— Task prompt —
Gather each line in the entries that includes the string "mountain".

— Supplied information —
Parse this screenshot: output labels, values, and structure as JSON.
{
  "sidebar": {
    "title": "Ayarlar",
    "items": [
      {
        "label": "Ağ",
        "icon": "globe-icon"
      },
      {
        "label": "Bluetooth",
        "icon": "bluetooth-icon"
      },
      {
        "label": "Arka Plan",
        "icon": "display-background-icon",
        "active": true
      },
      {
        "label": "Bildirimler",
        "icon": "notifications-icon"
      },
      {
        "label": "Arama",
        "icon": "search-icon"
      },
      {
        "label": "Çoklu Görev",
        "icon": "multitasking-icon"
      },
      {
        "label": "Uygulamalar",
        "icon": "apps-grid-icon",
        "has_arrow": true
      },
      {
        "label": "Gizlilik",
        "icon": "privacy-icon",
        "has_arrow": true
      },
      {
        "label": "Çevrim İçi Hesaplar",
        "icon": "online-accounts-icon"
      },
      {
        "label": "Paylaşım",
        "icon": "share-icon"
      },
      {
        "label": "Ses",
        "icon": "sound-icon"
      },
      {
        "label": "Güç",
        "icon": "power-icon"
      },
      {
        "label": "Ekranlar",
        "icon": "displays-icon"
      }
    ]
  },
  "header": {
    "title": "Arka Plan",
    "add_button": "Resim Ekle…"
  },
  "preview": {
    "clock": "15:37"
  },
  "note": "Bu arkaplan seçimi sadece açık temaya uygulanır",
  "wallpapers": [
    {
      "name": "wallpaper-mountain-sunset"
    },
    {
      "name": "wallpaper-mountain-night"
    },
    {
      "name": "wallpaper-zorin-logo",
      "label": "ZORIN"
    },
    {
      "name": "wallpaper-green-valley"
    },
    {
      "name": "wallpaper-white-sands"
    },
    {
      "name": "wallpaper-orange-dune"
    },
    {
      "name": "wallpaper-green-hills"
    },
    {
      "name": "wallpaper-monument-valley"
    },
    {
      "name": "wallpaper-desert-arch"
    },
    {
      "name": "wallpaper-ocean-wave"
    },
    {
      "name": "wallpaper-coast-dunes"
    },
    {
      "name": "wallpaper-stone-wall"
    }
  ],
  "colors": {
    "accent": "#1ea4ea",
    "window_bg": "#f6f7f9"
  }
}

— Completed exercise —
      "name": "wallpaper-mountain-sunset"
      "name": "wallpaper-mountain-night"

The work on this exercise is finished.